    • Crossref
    • PubMed
    • Search Google Scholar
    • Export Citation
  • 25.

    Gonzalez-Badillo JJ, Rodriguez-Rosell D, Sanchez-Medina L, et al. . Short-term recovery following resistance exercise leading or not to failure. Int J Sports Med. 2016;37(4):295304. PubMed ID: 26667923 doi:

    • Crossref
    • PubMed
    • Search Google Scholar
    • Export Citation
  • 26.

    Latella C, Teo W-P, Harris D, Major B, VanderWesthuizen D, Hendy AM. Effects of acute resistance training modality on corticospinal excitability, intra-cortical and neuromuscular responses. Eur J App Phys. 2017;117(11):22112224. PubMed ID: 28879576 doi:

    • Crossref
    • Search Google Scholar
    • Export Citation
  • 27.

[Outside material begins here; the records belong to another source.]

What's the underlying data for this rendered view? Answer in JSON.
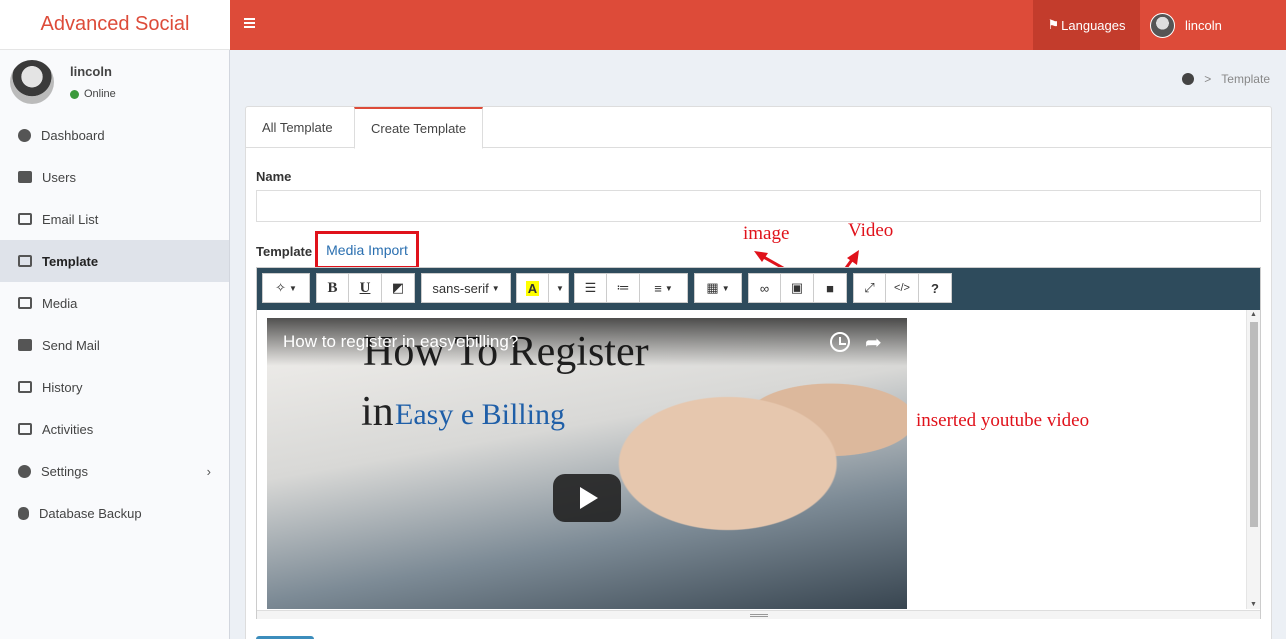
{
  "app": {
    "title": "Advanced Social"
  },
  "topbar": {
    "languages_label": "Languages",
    "user_name": "lincoln"
  },
  "user_panel": {
    "name": "lincoln",
    "status": "Online"
  },
  "sidebar": {
    "items": [
      {
        "label": "Dashboard",
        "icon": "dashboard-icon"
      },
      {
        "label": "Users",
        "icon": "users-icon"
      },
      {
        "label": "Email List",
        "icon": "list-icon"
      },
      {
        "label": "Template",
        "icon": "template-icon",
        "active": true
      },
      {
        "label": "Media",
        "icon": "image-icon"
      },
      {
        "label": "Send Mail",
        "icon": "envelope-icon"
      },
      {
        "label": "History",
        "icon": "history-icon"
      },
      {
        "label": "Activities",
        "icon": "activities-icon"
      },
      {
        "label": "Settings",
        "icon": "gears-icon",
        "has_submenu": true
      },
      {
        "label": "Database Backup",
        "icon": "database-icon"
      }
    ]
  },
  "breadcrumb": {
    "current": "Template"
  },
  "tabs": [
    {
      "label": "All Template"
    },
    {
      "label": "Create Template",
      "active": true
    }
  ],
  "form": {
    "name_label": "Name",
    "name_value": "",
    "template_label": "Template",
    "media_import_label": "Media Import"
  },
  "toolbar": {
    "font_name": "sans-serif",
    "bold_label": "B",
    "underline_label": "U",
    "color_label": "A",
    "code_label": "</>",
    "help_label": "?"
  },
  "annotations": {
    "image_label": "image",
    "video_label": "Video",
    "inserted_note": "inserted youtube video"
  },
  "video": {
    "title": "How to register in easyebilling?",
    "headline": "How To Register",
    "in_text": "in",
    "logo_text": "Easy e Billing"
  },
  "colors": {
    "accent": "#dd4b39",
    "annotation_red": "#e0121b",
    "toolbar_bg": "#2e4b5c",
    "link_blue": "#2a6fb0"
  }
}
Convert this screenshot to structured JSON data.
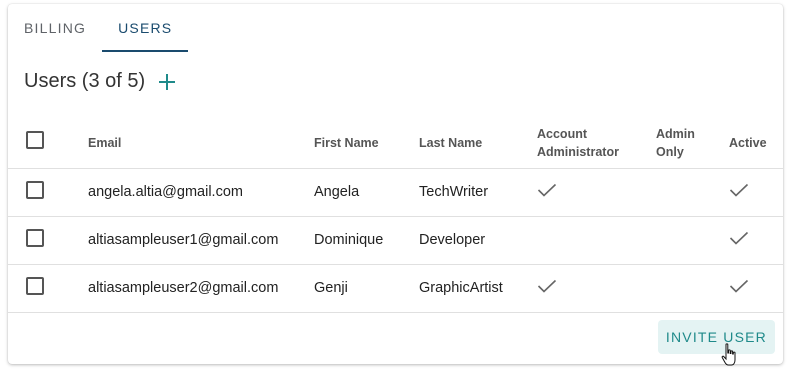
{
  "tabs": [
    {
      "label": "BILLING",
      "active": false
    },
    {
      "label": "USERS",
      "active": true
    }
  ],
  "section": {
    "title": "Users (3 of 5)",
    "add_icon": "plus-icon"
  },
  "table": {
    "headers": {
      "email": "Email",
      "first_name": "First Name",
      "last_name": "Last Name",
      "account_admin_line1": "Account",
      "account_admin_line2": "Administrator",
      "admin_only_line1": "Admin",
      "admin_only_line2": "Only",
      "active": "Active"
    },
    "rows": [
      {
        "email": "angela.altia@gmail.com",
        "first_name": "Angela",
        "last_name": "TechWriter",
        "account_admin": true,
        "admin_only": false,
        "active": true
      },
      {
        "email": "altiasampleuser1@gmail.com",
        "first_name": "Dominique",
        "last_name": "Developer",
        "account_admin": false,
        "admin_only": false,
        "active": true
      },
      {
        "email": "altiasampleuser2@gmail.com",
        "first_name": "Genji",
        "last_name": "GraphicArtist",
        "account_admin": true,
        "admin_only": false,
        "active": true
      }
    ]
  },
  "invite_button": {
    "label": "INVITE USER"
  },
  "colors": {
    "accent": "#1f8a8a",
    "tab_active": "#1a4b6e",
    "invite_bg": "#e4f3f3"
  }
}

    Raastad T, Hallen J. Recovery of skeletal muscle contractility after high- and moderate-intensity strength exercise. Eur J Appl Physiol. 2000;82(3):206214. PubMed ID: 10929214 doi:

    • Crossref
    • PubMed
    • Search Google Scholar
    • Export Citation
  • 28.

    Chimera NJ, Swanik KA, Swanik CB, Straub SJ. Effects of Plyometric Training on muscle-activation strategies and performance in female athletes. J Athl Train. 2004;39(1):2431. PubMed ID: 15085208

    • PubMed
    • Search Google Scholar
    • Export Citation
  • 29.

    Kurokawa S, Fukunaga T, Fukashiro S. Behavior of fascicles and tendinous structures of human gastrocnemius during vertical jumping. J Appl Physiol. 2001;90(4):13491358. PubMed ID: 11247934 doi:

    • Crossref
    • Search Google Scholar
    • Export Citation
  • 30.

    Weakley J, Mann B, Banyard H, McLaren S, Scott T, Garcia-Ramos A. Velocity-based training: from theory to application [published online ahead of print May 19, 2020]. Strength Cond J. doi:

    • Crossref
    • Search Google Scholar
    • Export Citation
All Time Past Year Past 30 Days
Abstract Views 1567 1567 104
Full Text Views 94 94 3
PDF Downloads 99 99 0